Task objective
Which lines below contain "screenshot"? Copy every one of them.

Dataset records
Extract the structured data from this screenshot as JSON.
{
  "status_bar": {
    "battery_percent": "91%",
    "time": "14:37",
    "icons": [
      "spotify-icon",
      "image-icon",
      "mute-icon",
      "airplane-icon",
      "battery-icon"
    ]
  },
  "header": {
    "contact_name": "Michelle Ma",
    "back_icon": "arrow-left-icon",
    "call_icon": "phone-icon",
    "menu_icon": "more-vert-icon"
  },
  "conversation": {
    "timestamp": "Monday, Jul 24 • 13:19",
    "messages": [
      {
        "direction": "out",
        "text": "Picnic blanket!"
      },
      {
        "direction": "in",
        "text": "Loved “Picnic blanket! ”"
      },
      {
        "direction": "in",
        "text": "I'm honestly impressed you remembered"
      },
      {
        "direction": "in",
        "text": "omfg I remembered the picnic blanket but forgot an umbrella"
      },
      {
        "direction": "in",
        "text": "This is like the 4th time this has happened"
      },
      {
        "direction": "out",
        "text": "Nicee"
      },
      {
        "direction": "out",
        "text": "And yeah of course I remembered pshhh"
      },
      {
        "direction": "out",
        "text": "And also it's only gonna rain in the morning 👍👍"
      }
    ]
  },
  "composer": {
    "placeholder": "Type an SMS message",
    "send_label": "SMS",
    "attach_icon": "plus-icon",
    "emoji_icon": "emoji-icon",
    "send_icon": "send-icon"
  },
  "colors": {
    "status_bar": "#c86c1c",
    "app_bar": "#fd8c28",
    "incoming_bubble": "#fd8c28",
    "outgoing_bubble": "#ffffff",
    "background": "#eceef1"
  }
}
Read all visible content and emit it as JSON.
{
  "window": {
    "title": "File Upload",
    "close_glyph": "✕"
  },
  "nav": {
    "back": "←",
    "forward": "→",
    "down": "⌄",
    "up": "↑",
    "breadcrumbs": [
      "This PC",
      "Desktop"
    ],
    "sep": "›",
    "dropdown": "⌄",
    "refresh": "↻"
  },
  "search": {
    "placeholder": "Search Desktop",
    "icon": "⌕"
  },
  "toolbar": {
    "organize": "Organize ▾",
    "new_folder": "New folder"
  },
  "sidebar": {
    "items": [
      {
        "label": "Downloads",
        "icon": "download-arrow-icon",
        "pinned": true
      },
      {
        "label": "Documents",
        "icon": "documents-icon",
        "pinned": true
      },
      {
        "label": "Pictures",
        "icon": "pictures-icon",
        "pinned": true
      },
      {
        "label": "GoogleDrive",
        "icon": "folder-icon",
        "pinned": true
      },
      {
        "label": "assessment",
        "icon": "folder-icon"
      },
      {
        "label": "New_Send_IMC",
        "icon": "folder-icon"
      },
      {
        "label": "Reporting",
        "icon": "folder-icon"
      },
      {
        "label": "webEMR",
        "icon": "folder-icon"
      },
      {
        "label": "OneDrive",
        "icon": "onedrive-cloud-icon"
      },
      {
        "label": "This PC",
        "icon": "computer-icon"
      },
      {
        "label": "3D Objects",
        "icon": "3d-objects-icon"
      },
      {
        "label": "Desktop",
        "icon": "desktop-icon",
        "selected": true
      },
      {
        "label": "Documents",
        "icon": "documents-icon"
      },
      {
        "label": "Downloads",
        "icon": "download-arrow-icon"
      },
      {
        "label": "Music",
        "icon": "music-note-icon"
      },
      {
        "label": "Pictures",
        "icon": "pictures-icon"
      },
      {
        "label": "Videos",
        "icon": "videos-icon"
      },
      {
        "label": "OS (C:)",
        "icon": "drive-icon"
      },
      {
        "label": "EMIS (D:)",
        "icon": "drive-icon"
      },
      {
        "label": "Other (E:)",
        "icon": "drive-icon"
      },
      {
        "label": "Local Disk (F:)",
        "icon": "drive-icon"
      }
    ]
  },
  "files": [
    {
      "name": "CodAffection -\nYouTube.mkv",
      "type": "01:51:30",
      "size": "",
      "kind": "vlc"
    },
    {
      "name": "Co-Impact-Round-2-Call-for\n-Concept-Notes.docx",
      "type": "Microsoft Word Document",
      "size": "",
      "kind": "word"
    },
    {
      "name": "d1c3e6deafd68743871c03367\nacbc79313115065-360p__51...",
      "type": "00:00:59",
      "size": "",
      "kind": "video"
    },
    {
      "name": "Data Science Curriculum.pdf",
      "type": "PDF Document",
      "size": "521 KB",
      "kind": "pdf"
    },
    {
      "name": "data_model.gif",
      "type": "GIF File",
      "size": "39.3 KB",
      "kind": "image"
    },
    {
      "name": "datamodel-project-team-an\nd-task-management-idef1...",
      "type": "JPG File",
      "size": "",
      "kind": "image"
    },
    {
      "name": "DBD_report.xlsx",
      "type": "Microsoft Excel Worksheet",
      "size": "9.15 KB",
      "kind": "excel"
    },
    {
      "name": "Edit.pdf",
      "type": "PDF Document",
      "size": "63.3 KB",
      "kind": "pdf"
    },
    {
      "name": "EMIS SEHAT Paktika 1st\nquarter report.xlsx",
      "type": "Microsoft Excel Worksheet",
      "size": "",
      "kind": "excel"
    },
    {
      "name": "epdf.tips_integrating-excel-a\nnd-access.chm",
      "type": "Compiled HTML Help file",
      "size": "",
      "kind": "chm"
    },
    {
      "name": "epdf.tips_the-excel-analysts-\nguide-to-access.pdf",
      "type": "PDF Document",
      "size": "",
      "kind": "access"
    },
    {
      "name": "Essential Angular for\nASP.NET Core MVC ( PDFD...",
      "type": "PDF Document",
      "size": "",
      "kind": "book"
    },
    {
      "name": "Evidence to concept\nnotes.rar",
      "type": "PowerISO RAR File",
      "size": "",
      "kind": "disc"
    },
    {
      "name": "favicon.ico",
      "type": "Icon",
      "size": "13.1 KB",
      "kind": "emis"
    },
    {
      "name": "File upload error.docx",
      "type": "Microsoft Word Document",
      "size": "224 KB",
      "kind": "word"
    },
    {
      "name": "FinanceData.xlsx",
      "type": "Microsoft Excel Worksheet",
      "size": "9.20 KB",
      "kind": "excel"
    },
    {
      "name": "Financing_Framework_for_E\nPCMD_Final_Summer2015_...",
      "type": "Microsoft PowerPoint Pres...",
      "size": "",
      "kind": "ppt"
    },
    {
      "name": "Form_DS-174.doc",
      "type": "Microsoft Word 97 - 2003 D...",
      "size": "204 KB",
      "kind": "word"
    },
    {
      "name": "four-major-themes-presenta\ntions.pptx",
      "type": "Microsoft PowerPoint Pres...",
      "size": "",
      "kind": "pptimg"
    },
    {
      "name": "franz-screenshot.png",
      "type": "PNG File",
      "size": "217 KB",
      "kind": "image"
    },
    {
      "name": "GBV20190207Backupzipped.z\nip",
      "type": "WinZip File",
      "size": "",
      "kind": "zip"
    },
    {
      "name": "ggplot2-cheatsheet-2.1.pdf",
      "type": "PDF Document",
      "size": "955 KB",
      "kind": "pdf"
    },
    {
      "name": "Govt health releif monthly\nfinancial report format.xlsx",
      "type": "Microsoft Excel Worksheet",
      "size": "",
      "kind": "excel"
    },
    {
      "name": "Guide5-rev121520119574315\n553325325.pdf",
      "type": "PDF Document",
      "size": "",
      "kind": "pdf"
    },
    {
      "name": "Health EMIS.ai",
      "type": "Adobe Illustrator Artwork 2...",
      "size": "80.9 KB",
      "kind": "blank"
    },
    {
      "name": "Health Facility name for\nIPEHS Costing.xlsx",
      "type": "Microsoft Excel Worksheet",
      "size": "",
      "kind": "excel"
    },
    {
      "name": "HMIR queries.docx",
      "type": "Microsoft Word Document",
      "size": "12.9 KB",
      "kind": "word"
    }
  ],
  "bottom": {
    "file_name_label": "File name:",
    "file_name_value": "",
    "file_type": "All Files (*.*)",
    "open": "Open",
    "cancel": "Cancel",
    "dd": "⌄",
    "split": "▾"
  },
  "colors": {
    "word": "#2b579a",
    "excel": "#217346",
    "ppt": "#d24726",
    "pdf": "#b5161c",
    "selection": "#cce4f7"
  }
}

The answer
Extract the structured data from this screenshot as JSON.
      "name": "franz-screenshot.png",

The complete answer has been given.